It is impossible to say if "Europe" would have "pulled its own weight" more, differently, or the same as it did anyway over the next half century. What is certain is that "Europe" did not fly any airborne troops to defend little Georgia, any more than NATO or anyone else sent arms and men to little Hungary many years ago. However, Sarkozy, seeing that France has its turn this summer at the rotating EU presidency, flew to Moscow, thence to Tbilisi, and brokered a cease-fire. Maybe the Russians already had what they wanted. Maybe, though, they would have rolled on to Tbilisi and done what they did, when they were known as Soviets, in Budapest, 52 years ago, not to mention what they have done elsewhere in the Caucasus more lately.

The Russians chose the moment to attack Georgia very well. Say what you will about their reputation for brutality, they were subtle in their timing. They let the Georgian leadership accumulate the provocations -- which I for one am willing to believe included some unnecessary clumsiness with regard to the pro-Russian Ossetians -- and advertise their pro-Occidentalism. They waited for the most openly pro-American West European leader -- Nicolas Sarkozy -- to take over the revolving European Union presidency. They let the EU member states, heavily dependent on Russian oil and natural gas, display the full range of their energy-policy disarray. And of course they let the Olympic Games begin, not only in order to have a handy distraction, but to underscore that the West can talk a big talk, but. Had there not been a lot of hype about China's support for a cruel regime in Khartoum? Had there not been a lot of huffing and puffing about what would happen if they relented not in their persecution of poor little Tibet? Eh? I am told -- it may be apocryphal -- a Russian foreign ministry official asked a French diplomat in Moscow, who was lodging a protest when the city of Gori was being pounded into the Caucasian dust, what his country did when the same thing happened in 1923. And if he did not care to remember, then why should the Russians expect the "West" to do anything now?

To us, they simply said, Remember what you did to Grenada? Cuba? Nicaragua? Forget about moral asymmetry. This is the national interest.

IN ANY EVENT, Sarkozy flew to Moscow, and thence to Tbilisi. Empty symbolism? Heads of state on diplomatic missions have been known to look out the window and see their transports' engines exploding. The real problem, to his critics, is that he seems to want to go into harm's way and take this once-martial nation with him. Why should we die for Georgia? Why die for Afghanistan?

As their grandparents and great-grandparents said, Why die for Danzig?
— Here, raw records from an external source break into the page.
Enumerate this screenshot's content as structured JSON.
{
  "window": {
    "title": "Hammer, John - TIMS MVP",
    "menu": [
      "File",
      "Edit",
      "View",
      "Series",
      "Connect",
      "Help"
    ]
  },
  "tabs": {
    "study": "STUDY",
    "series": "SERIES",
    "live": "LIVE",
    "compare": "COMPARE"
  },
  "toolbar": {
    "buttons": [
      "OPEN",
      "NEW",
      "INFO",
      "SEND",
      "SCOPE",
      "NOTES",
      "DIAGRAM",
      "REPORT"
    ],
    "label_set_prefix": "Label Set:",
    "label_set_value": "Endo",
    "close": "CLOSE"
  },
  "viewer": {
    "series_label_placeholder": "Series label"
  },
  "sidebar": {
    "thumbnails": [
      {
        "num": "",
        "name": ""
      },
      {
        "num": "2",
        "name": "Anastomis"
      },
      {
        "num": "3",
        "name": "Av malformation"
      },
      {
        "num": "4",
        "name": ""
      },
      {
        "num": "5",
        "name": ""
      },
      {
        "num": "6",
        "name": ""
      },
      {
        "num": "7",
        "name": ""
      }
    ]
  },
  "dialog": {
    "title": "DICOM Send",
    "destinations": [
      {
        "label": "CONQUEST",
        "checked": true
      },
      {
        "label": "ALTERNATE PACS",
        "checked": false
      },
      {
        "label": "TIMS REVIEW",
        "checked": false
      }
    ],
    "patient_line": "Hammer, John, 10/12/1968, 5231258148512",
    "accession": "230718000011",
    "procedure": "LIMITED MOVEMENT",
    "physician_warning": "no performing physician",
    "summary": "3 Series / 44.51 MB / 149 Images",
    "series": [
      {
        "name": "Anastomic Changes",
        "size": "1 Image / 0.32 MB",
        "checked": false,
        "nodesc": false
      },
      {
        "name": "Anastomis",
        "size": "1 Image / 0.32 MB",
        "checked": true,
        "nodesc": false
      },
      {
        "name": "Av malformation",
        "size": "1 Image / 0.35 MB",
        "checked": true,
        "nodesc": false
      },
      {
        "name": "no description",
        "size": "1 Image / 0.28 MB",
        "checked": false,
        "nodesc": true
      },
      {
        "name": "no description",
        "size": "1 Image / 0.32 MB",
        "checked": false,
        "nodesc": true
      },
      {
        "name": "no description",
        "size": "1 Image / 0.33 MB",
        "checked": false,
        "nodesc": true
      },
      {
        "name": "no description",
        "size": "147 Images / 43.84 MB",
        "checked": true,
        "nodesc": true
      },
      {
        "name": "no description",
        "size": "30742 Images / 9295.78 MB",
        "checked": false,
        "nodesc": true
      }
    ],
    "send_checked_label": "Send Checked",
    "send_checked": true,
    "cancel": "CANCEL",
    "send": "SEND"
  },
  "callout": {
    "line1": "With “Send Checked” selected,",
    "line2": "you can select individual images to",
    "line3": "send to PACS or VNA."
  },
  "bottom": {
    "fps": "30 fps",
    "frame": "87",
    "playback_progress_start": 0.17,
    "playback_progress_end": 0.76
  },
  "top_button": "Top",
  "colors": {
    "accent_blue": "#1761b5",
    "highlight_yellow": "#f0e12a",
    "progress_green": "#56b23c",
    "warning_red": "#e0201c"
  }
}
Quite. Perhaps the question is a fair one. But if so, then surely you have to grant those who would say "Because, its safety is also ours..." a right to be heard. You sometimes get the impression that Sarkozy's opponents -- left and right both -- want to head him off with something that is basically not an argument at all: It's the Americans' problem.

And who knows, they may be right. Whether, for better or worse, Nicolas Sarkozy can change this mind-set remains to be seen, but he seems at the present determined to go against it and damn the polls. The Socialist Party, which represents about 20 percent of the electorate, and the assorted "rest of the left" and the extreme isolationist right, which between them represent 10 percent, are staking out "anti-war" positions, calling for the withdrawal of French forces (some three thousand men) in Afghanistan. The president's UMP party is disciplined though not necessarily solid on this issue, and Sarkozy has let it be known (another example, say his critics, of his extreme vulgarity) that a second term might interest him less than cashing in.

(Correction: The patron at my neighborhood bistrot, mentioned in an earlier dispatch, reminds me that the correct spelling is Perigourdine, with a d, Apologies and again, this is not, repeat not, a placement ad for this excellent little place located on the rue des Ecoles in the 5th.)

Like this Article

Print this Article

Print Article
About the Author

Roger Kaplan, a Washington-based writer, covers the Middle East and Africa (and tennis) for The American Spectator.